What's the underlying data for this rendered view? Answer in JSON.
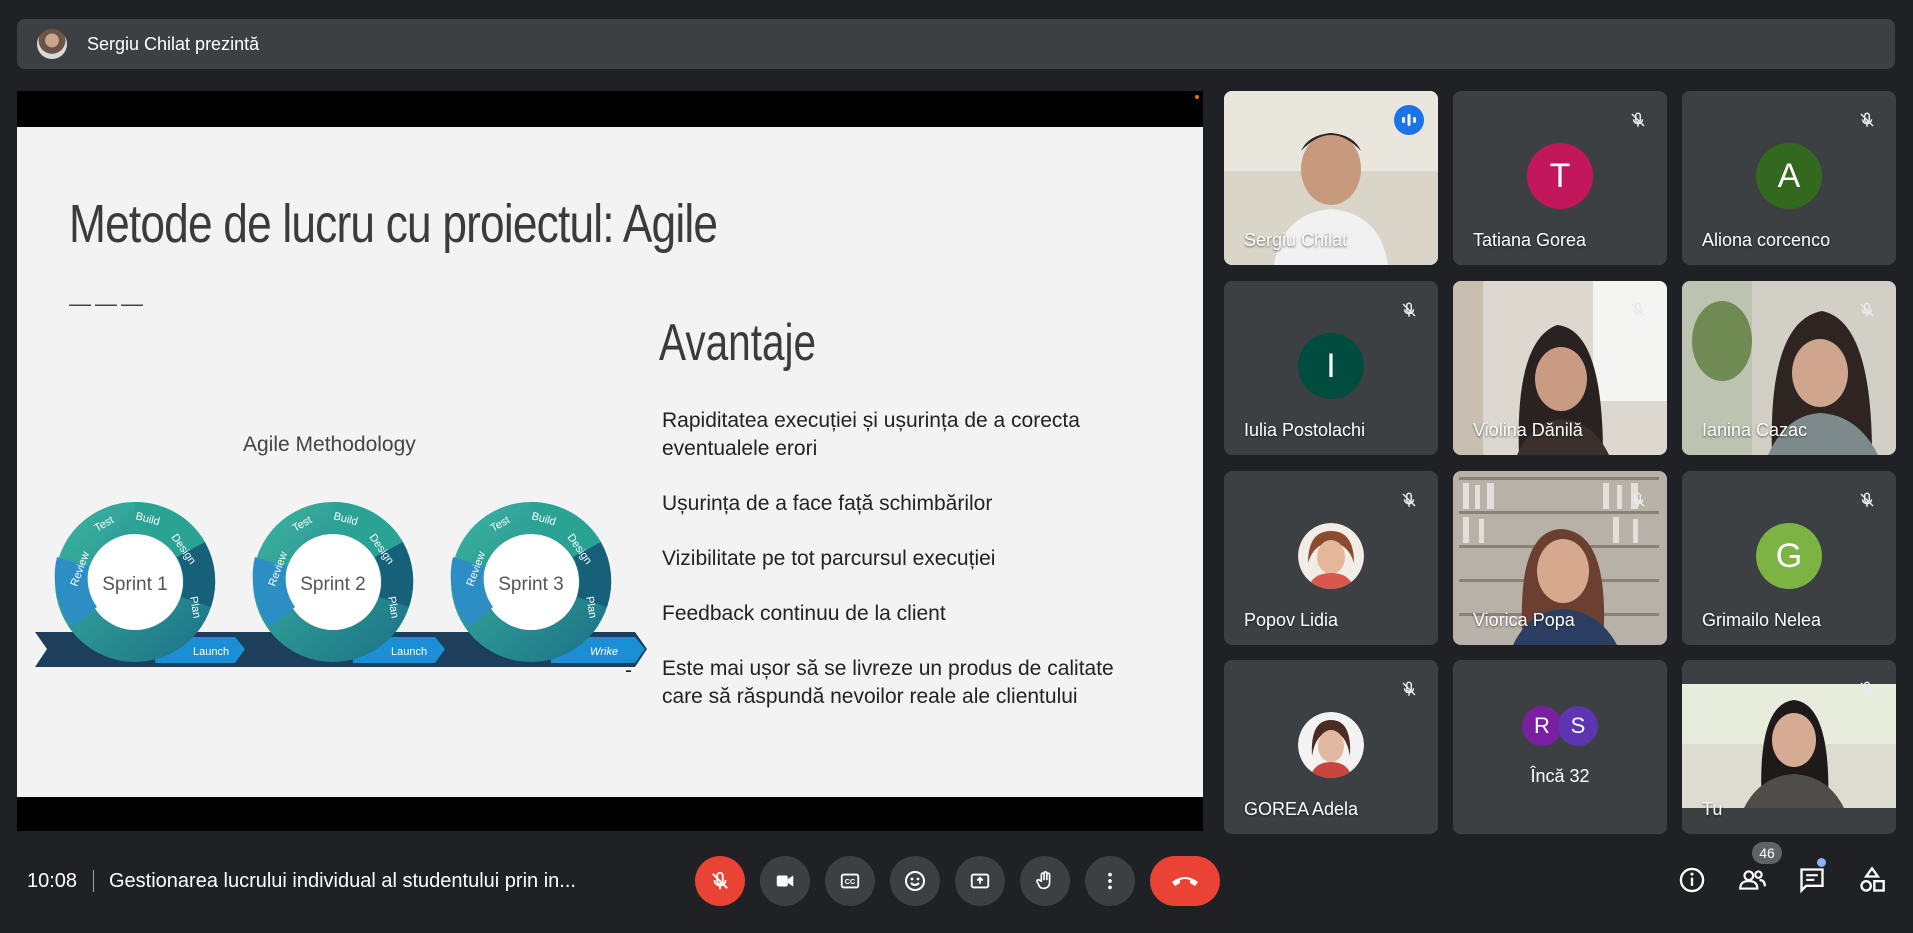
{
  "presenting_bar": {
    "text": "Sergiu Chilat prezintă"
  },
  "slide": {
    "title": "Metode de lucru cu proiectul: Agile",
    "dash": "———",
    "diagram_title": "Agile Methodology",
    "diagram_sprints": [
      "Sprint 1",
      "Sprint 2",
      "Sprint 3"
    ],
    "diagram_stages": [
      "Review",
      "Test",
      "Build",
      "Design",
      "Plan"
    ],
    "diagram_launch": [
      "Launch",
      "Launch"
    ],
    "diagram_logo": "Wrike",
    "subtitle": "Avantaje",
    "bullets": [
      "Rapiditatea execuției și ușurința de a corecta eventualele erori",
      "Ușurința de a face față schimbărilor",
      "Vizibilitate pe tot parcursul execuției",
      "Feedback continuu de la client",
      "Este mai ușor să se livreze un produs de calitate care să răspundă nevoilor reale ale clientului"
    ],
    "lone_dash": "-"
  },
  "participants": [
    {
      "name": "Sergiu Chilat",
      "type": "video",
      "speaking": true
    },
    {
      "name": "Tatiana Gorea",
      "type": "initial",
      "initial": "T",
      "color": "#c2185b"
    },
    {
      "name": "Aliona corcenco",
      "type": "initial",
      "initial": "A",
      "color": "#33691e"
    },
    {
      "name": "Iulia Postolachi",
      "type": "initial",
      "initial": "I",
      "color": "#004d40"
    },
    {
      "name": "Violina Dănilă",
      "type": "video"
    },
    {
      "name": "Ianina Cazac",
      "type": "video"
    },
    {
      "name": "Popov Lidia",
      "type": "photo"
    },
    {
      "name": "Viorica Popa",
      "type": "video"
    },
    {
      "name": "Grimailo Nelea",
      "type": "initial",
      "initial": "G",
      "color": "#7cb342"
    },
    {
      "name": "GOREA Adela",
      "type": "photo"
    },
    {
      "name": "Tu",
      "type": "video"
    }
  ],
  "more_tile": {
    "label": "Încă 32",
    "initials": [
      {
        "letter": "R",
        "color": "#7b1fa2"
      },
      {
        "letter": "S",
        "color": "#5e35b1"
      }
    ]
  },
  "bottom_bar": {
    "time": "10:08",
    "meeting_title": "Gestionarea lucrului individual al studentului prin in...",
    "controls": [
      "mic-off",
      "camera",
      "captions",
      "emoji",
      "present",
      "raise-hand",
      "more-options",
      "leave-call"
    ],
    "right_controls": [
      "meeting-details",
      "people",
      "chat",
      "activities"
    ],
    "participant_count": "46"
  }
}
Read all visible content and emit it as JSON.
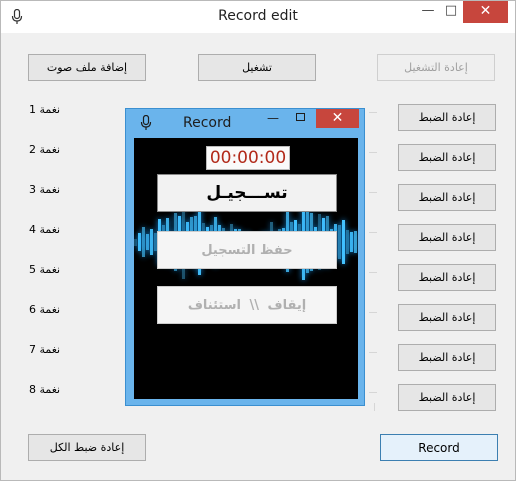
{
  "window": {
    "title": "Record edit",
    "icon": "microphone-icon",
    "controls": {
      "minimize": "—",
      "maximize": "□",
      "close": "✕"
    }
  },
  "toolbar": {
    "add_audio_label": "إضافة ملف صوت",
    "play_label": "تشغيل",
    "replay_label": "إعادة التشغيل"
  },
  "tones": [
    {
      "label": "نغمة 1",
      "reset_label": "إعادة الضبط"
    },
    {
      "label": "نغمة 2",
      "reset_label": "إعادة الضبط"
    },
    {
      "label": "نغمة 3",
      "reset_label": "إعادة الضبط"
    },
    {
      "label": "نغمة 4",
      "reset_label": "إعادة الضبط"
    },
    {
      "label": "نغمة 5",
      "reset_label": "إعادة الضبط"
    },
    {
      "label": "نغمة 6",
      "reset_label": "إعادة الضبط"
    },
    {
      "label": "نغمة 7",
      "reset_label": "إعادة الضبط"
    },
    {
      "label": "نغمة 8",
      "reset_label": "إعادة الضبط"
    }
  ],
  "footer": {
    "reset_all_label": "إعادة ضبط الكل",
    "record_label": "Record"
  },
  "record_dialog": {
    "title": "Record",
    "icon": "microphone-icon",
    "timer": "00:00:00",
    "record_button_label": "تســـجيـل",
    "save_button_label": "حفظ التسجيل",
    "pause_resume_label": "إيقاف \\\\ استئناف"
  },
  "colors": {
    "close_button": "#c7463d",
    "dialog_frame": "#6ab4ec",
    "sound_wave": "#44c2ff",
    "timer_text": "#b22a1a"
  }
}
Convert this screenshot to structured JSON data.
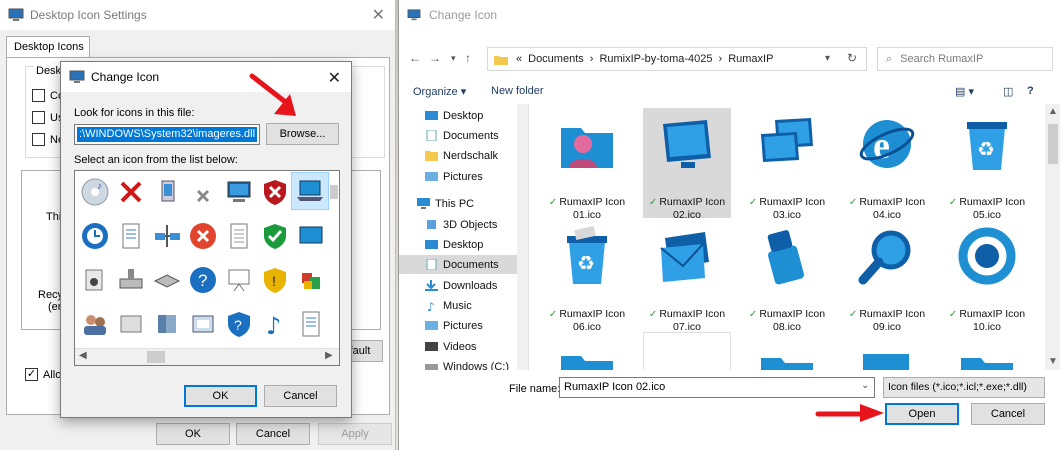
{
  "desktop_settings": {
    "title": "Desktop Icon Settings",
    "tab": "Desktop Icons",
    "group_label": "Deskto",
    "checkboxes": [
      "Cor",
      "Use",
      "Ne"
    ],
    "icon_label_this": "This",
    "icon_label_recycle": "Recyc",
    "icon_label_empty": "(em",
    "default_button_partial": "fault",
    "allow_label_partial": "Allow",
    "ok": "OK",
    "cancel": "Cancel",
    "apply": "Apply"
  },
  "change_icon": {
    "title": "Change Icon",
    "look_label": "Look for icons in this file:",
    "path_value": ":\\WINDOWS\\System32\\imageres.dll",
    "browse": "Browse...",
    "select_label": "Select an icon from the list below:",
    "ok": "OK",
    "cancel": "Cancel"
  },
  "file_open": {
    "title": "Change Icon",
    "breadcrumb": [
      "«",
      "Documents",
      "›",
      "RumixIP-by-toma-4025",
      "›",
      "RumaxIP"
    ],
    "search_placeholder": "Search RumaxIP",
    "organize": "Organize ▾",
    "new_folder": "New folder",
    "tree": [
      "Desktop",
      "Documents",
      "Nerdschalk",
      "Pictures",
      "This PC",
      "3D Objects",
      "Desktop",
      "Documents",
      "Downloads",
      "Music",
      "Pictures",
      "Videos",
      "Windows (C:)"
    ],
    "files": [
      {
        "line1": "RumaxIP Icon",
        "line2": "01.ico"
      },
      {
        "line1": "RumaxIP Icon",
        "line2": "02.ico"
      },
      {
        "line1": "RumaxIP Icon",
        "line2": "03.ico"
      },
      {
        "line1": "RumaxIP Icon",
        "line2": "04.ico"
      },
      {
        "line1": "RumaxIP Icon",
        "line2": "05.ico"
      },
      {
        "line1": "RumaxIP Icon",
        "line2": "06.ico"
      },
      {
        "line1": "RumaxIP Icon",
        "line2": "07.ico"
      },
      {
        "line1": "RumaxIP Icon",
        "line2": "08.ico"
      },
      {
        "line1": "RumaxIP Icon",
        "line2": "09.ico"
      },
      {
        "line1": "RumaxIP Icon",
        "line2": "10.ico"
      }
    ],
    "file_name_label": "File name:",
    "file_name_value": "RumaxIP Icon 02.ico",
    "file_type": "Icon files (*.ico;*.icl;*.exe;*.dll)",
    "open": "Open",
    "cancel": "Cancel"
  },
  "colors": {
    "accent": "#0078d7",
    "icon_blue": "#1f8fd4",
    "arrow_red": "#e8141b"
  }
}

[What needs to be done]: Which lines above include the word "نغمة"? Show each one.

[Your solution]:
      "label": "نغمة 1",
      "label": "نغمة 2",
      "label": "نغمة 3",
      "label": "نغمة 4",
      "label": "نغمة 5",
      "label": "نغمة 6",
      "label": "نغمة 7",
      "label": "نغمة 8",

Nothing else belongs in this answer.